Aim of the exercise> In the material below, find every line containing "Faculty" and copy that line.

Data to examine>

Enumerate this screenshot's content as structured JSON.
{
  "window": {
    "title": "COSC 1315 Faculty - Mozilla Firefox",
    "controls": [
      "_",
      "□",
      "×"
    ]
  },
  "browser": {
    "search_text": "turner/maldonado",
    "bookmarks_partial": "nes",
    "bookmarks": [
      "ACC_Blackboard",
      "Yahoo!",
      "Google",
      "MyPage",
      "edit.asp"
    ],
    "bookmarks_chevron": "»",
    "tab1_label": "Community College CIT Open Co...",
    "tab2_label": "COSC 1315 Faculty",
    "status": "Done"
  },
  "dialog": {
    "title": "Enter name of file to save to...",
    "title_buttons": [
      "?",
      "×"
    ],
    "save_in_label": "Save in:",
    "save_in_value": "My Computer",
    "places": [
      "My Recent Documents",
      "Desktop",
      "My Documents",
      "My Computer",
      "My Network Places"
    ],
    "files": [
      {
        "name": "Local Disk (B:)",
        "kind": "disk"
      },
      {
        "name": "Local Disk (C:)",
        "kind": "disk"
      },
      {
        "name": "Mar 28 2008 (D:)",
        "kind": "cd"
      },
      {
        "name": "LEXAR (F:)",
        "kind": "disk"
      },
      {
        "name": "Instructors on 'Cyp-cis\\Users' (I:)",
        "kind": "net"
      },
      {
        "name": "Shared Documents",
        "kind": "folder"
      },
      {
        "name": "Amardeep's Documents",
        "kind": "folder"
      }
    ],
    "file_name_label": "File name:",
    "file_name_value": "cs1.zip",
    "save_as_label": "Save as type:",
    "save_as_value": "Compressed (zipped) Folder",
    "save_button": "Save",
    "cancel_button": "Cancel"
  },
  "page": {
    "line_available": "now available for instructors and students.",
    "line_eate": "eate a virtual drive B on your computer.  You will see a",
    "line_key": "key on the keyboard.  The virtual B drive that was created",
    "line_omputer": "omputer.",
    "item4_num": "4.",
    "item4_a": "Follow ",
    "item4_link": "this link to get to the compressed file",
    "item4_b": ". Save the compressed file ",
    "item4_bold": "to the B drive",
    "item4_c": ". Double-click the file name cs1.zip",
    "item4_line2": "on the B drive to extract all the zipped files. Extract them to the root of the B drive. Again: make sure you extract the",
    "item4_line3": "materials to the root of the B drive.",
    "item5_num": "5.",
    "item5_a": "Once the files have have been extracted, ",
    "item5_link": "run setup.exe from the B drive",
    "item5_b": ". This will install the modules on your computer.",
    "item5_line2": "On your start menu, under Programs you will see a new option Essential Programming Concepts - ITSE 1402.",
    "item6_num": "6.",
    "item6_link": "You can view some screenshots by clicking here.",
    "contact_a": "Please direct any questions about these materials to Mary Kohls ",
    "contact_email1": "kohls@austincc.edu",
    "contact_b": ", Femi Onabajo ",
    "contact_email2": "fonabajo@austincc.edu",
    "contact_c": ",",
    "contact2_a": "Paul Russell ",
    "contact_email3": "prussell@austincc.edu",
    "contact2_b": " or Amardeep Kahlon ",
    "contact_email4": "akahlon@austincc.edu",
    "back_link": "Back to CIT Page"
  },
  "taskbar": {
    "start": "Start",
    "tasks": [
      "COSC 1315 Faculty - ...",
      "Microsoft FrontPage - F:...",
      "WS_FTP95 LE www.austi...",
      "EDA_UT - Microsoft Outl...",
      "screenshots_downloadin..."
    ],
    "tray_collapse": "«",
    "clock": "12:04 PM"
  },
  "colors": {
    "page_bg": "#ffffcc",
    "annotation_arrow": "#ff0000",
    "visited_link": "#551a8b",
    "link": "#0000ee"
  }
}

Your response>
    "title": "COSC 1315 Faculty - Mozilla Firefox",
    "tab2_label": "COSC 1315 Faculty",
      "COSC 1315 Faculty - ...",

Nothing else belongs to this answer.